The point i didn’t clarify in detail is, there is no need to transpose vectors in glsl. Thus what we get is just the same as in
pos = vec*Mat^t

Is there anything wrong?[/QUOTE]
Look at your descriptoin, isnt it very confusing? just shown transpose, then said, no need transpose in glsl, what on earth were you expressing?

can you distinguish vector and matrix?

I think I put the question not in correct way. So I am explaining it here again. We have a object which we rotate it around X- axis now our coordinate system rotates along with that. Now if we rotate it around y- axis the rotation is not around the original y-axis but around transformed axis as our coordinate system has been rotated before. How do I fix this part?

You can think in terms of “global” or “local” coordinate system. If you are thinking in the global coordinate system, the transformations affect an object by changing its position/orientation in global coordinate system. In that case, it seems the transformation are executed in the inverse order they are defined in the code. The transformation nearest to the object-drawing affects it first. But if you think in terms of local coordinate system, then the transformations actually transforms the local coordinate system itself, and all transformations are executed in order they are defined in the code.

Long time ago, books were written well. A much better explanation than I gave you could find in the “OpenGL Programming Guide” pre-8 edition. Please read the section Viewing and Modeling Transformations in the chapter 3.

I think I put the question not in correct way. So I am explaining it here again. We have a object which we rotate it around X- axis now our coordinate system rotates along with that. Now if we rotate it around y- axis the rotation is not around the original y-axis but around transformed axis as our coordinate system has been rotated before. How do I fix this part?[/QUOTE]
The matter you got, I guess, is caused by your confusion of coordinate system. this is beyond ogl,
first, you should distinguish you will aim at two coordi’tnates system, one is partial, one is global,
or say, object coordinate and world coordinate.( don’t take account of screen coordinate at present), you rotate object, you are rotating object coordinate arround the world coordinate. say, around x axis, you will get a new position, then rotating arround y axis, this y axis is also that of the world system, not your object system. it has not been changing at all. then you get a new position.
vec4 positionv = Ry * Rx * Obj. (all is in way of column vector here)

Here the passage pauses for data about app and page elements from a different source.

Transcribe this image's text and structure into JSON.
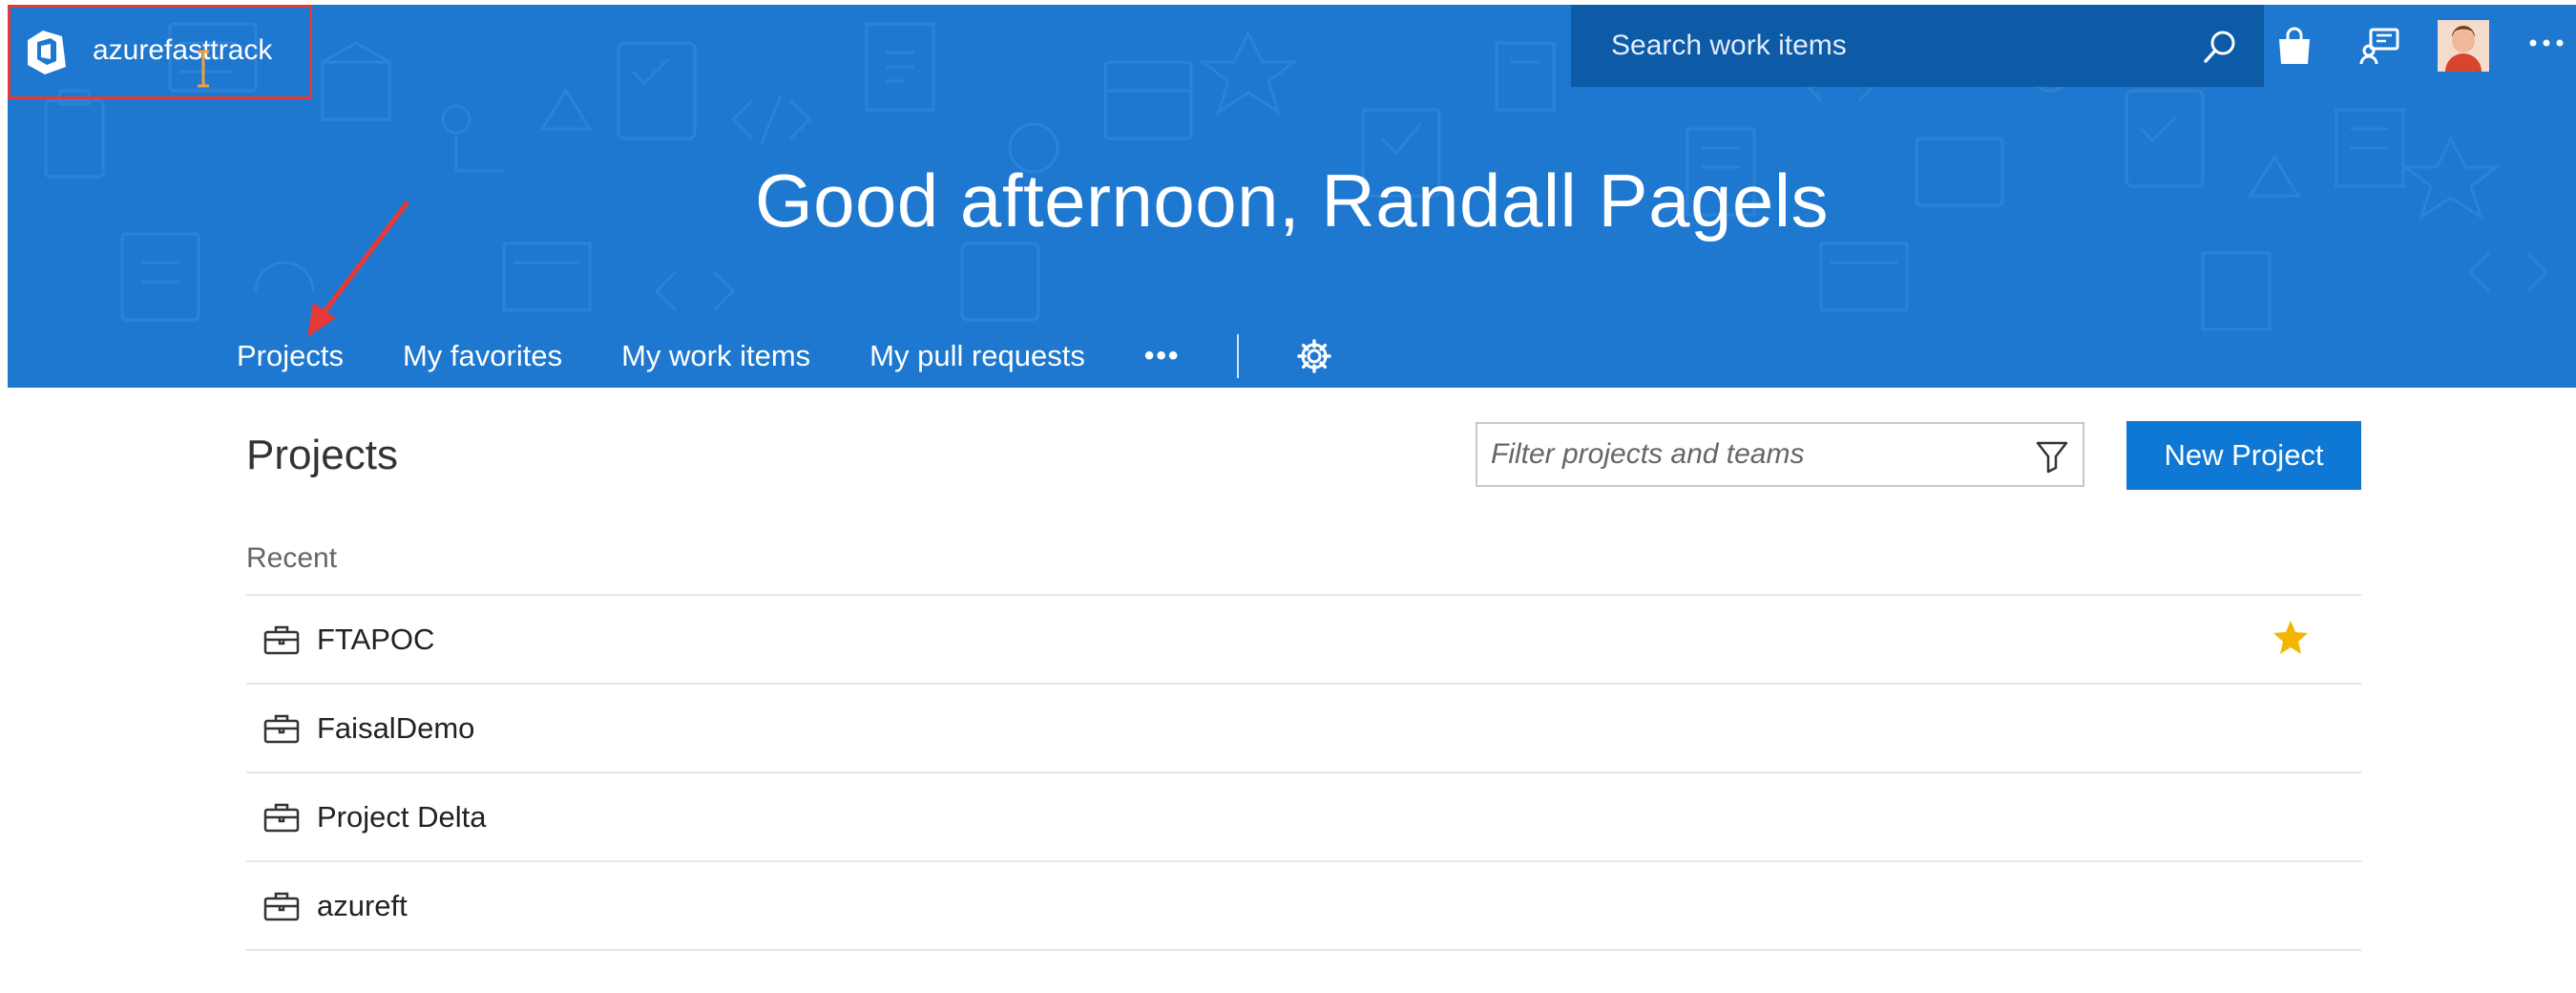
{
  "header": {
    "org_name": "azurefasttrack",
    "search_placeholder": "Search work items",
    "greeting": "Good afternoon, Randall Pagels",
    "icons": [
      "azure-devops-logo-icon",
      "search-icon",
      "shopping-bag-icon",
      "feedback-icon",
      "avatar",
      "more-icon"
    ]
  },
  "nav": {
    "tabs": [
      {
        "label": "Projects",
        "active": true
      },
      {
        "label": "My favorites",
        "active": false
      },
      {
        "label": "My work items",
        "active": false
      },
      {
        "label": "My pull requests",
        "active": false
      }
    ],
    "more_label": "•••"
  },
  "main": {
    "title": "Projects",
    "filter_placeholder": "Filter projects and teams",
    "new_project_label": "New Project",
    "recent_label": "Recent",
    "projects": [
      {
        "name": "FTAPOC",
        "favorite": true
      },
      {
        "name": "FaisalDemo",
        "favorite": false
      },
      {
        "name": "Project Delta",
        "favorite": false
      },
      {
        "name": "azureft",
        "favorite": false
      }
    ]
  },
  "colors": {
    "banner": "#1e78cf",
    "search_bg": "#0d5aa7",
    "primary_button": "#0f78d4",
    "favorite_star": "#f2b600",
    "annotation": "#e53935"
  }
}
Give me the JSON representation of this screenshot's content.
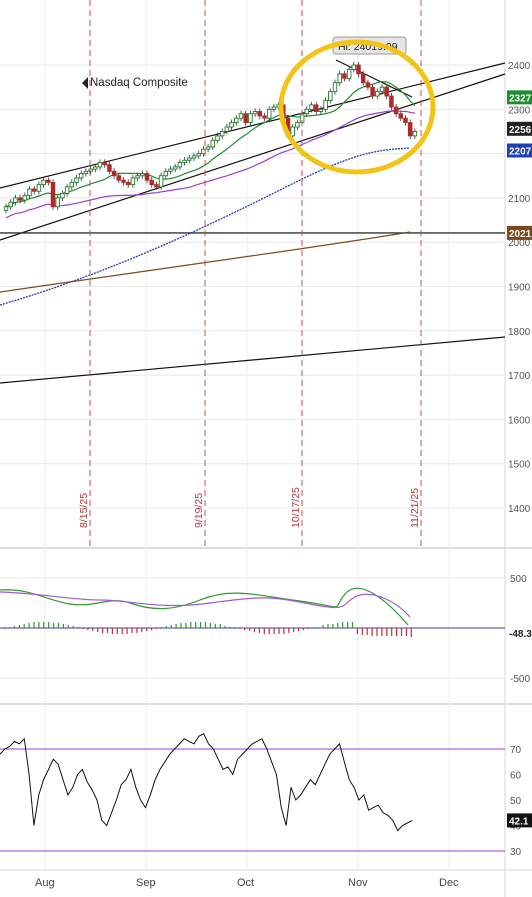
{
  "chart_data": [
    {
      "type": "candlestick",
      "title": "Nasdaq Composite",
      "annotation": "Hi: 24019.99",
      "ylim": [
        13000,
        24600
      ],
      "y_ticks": [
        "2400",
        "2300",
        "2200",
        "2100",
        "2000",
        "1900",
        "1800",
        "1700",
        "1600",
        "1500",
        "1400"
      ],
      "last_value_tags": [
        {
          "text": "2327",
          "value": 23270,
          "color": "#1f8c2f"
        },
        {
          "text": "2256",
          "value": 22560,
          "color": "#222222"
        },
        {
          "text": "2207",
          "value": 22070,
          "color": "#1f3fb3"
        },
        {
          "text": "2021",
          "value": 20210,
          "color": "#7a4a1c"
        }
      ],
      "event_markers": [
        {
          "label": "8/15/25"
        },
        {
          "label": "9/19/25"
        },
        {
          "label": "10/17/25"
        },
        {
          "label": "11/21/25"
        }
      ],
      "horizontal_line": 20210,
      "closes": [
        20800,
        20900,
        21000,
        20950,
        21050,
        21200,
        21150,
        21300,
        21400,
        21350,
        20800,
        21000,
        21100,
        21250,
        21350,
        21450,
        21550,
        21600,
        21650,
        21700,
        21800,
        21750,
        21600,
        21500,
        21400,
        21350,
        21300,
        21450,
        21500,
        21550,
        21400,
        21300,
        21250,
        21500,
        21600,
        21650,
        21700,
        21800,
        21850,
        21900,
        21950,
        22000,
        22100,
        22150,
        22300,
        22400,
        22500,
        22600,
        22700,
        22800,
        22900,
        22700,
        22900,
        22950,
        22850,
        22800,
        23000,
        23050,
        23100,
        22800,
        22400,
        22600,
        22700,
        22900,
        23000,
        23100,
        22950,
        23000,
        23200,
        23400,
        23600,
        23800,
        23700,
        23900,
        24000,
        23800,
        23600,
        23500,
        23300,
        23400,
        23500,
        23300,
        23050,
        22900,
        22800,
        22700,
        22400,
        22500
      ],
      "colors": {
        "up": "#1f7a2a",
        "down": "#b02a2a"
      },
      "x_month_labels": [
        "Aug",
        "Sep",
        "Oct",
        "Nov",
        "Dec"
      ]
    },
    {
      "type": "macd",
      "ylim": [
        -650,
        700
      ],
      "y_ticks": [
        "500",
        "-500"
      ],
      "last_value_tag": "-48.3",
      "macd_line_color": "#2f9a2f",
      "signal_line_color": "#a25ad0"
    },
    {
      "type": "rsi",
      "ylim": [
        24,
        80
      ],
      "y_ticks": [
        "70",
        "60",
        "50",
        "40",
        "30"
      ],
      "levels": [
        70,
        30
      ],
      "last_value_tag": "42.1",
      "values": [
        68,
        70,
        71,
        73,
        72,
        74,
        60,
        40,
        52,
        58,
        62,
        66,
        64,
        58,
        52,
        55,
        60,
        62,
        57,
        54,
        50,
        42,
        40,
        45,
        50,
        56,
        58,
        62,
        55,
        50,
        47,
        52,
        58,
        62,
        65,
        68,
        70,
        72,
        74,
        73,
        72,
        75,
        76,
        72,
        70,
        66,
        62,
        63,
        60,
        66,
        68,
        70,
        72,
        73,
        74,
        70,
        65,
        60,
        47,
        40,
        55,
        50,
        52,
        55,
        58,
        56,
        60,
        64,
        68,
        70,
        72,
        65,
        58,
        55,
        50,
        52,
        46,
        47,
        48,
        45,
        44,
        42,
        38,
        40,
        41,
        42
      ]
    }
  ]
}
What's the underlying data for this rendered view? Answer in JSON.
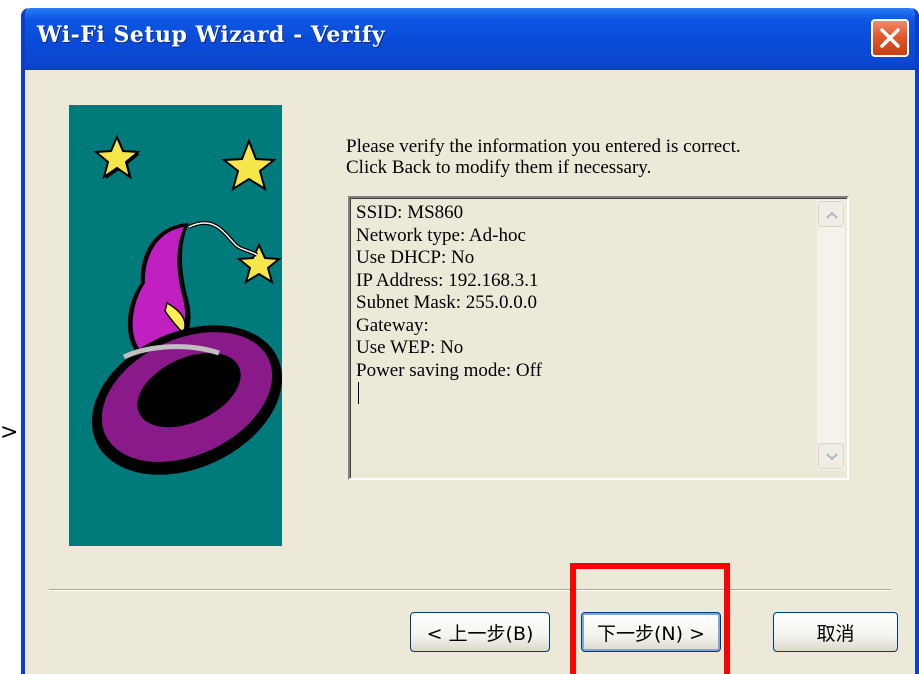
{
  "window": {
    "title": "Wi-Fi Setup Wizard - Verify",
    "close_icon": "close-icon"
  },
  "instructions": {
    "line1": "Please verify the information you entered is correct.",
    "line2": "Click Back to modify them if necessary."
  },
  "summary": {
    "lines": [
      "SSID: MS860",
      "Network type: Ad-hoc",
      "Use DHCP: No",
      "IP Address: 192.168.3.1",
      "Subnet Mask: 255.0.0.0",
      "Gateway:",
      "Use WEP: No",
      "Power saving mode: Off"
    ]
  },
  "buttons": {
    "back": "< 上一步(B)",
    "next": "下一步(N) >",
    "cancel": "取消"
  },
  "colors": {
    "titlebar": "#0a4ad8",
    "panel_background": "#007a7a",
    "highlight": "#ff0000"
  }
}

similarly, if you want rotate arround object system after rotation x axis(world), you have transform to you obj system from the world system at first. then rotate.
vec4 positionv = Robj.y * Tw * Rw.x * Obj,
where Robj.y is y axis of object system. Rw.x is that of the world. in fact, Robj.y is same as Rw.y. so you can write as (if you keep your mind fresh)
pos = Rw,y * Tw * Rw,x * Obj.
nw you will be clear.

hi debonair,
It seems to me what u r describing is a an example of hysteresis. Chen, Shoemake et. al. used the term to refer to the irritating problem of current/future states of rotations and their dependence on the previous history of states of rotation in virtual 3d space. This has been dealt with, especially in interactive 3d apps using a mouse. While many contributions have been made to solve the problem, Shoemake made the breakthrough with his neat and simple arcball in the 1990s. You could research more on the arcball/trackball concept to help, and especially if you require the interactivity, or you may just have to maintain and continually re-apply the history of all your rotations upon the object for the desired effect. Other options? I doubt it. Take a look at arcball/trackball, it’s interesting.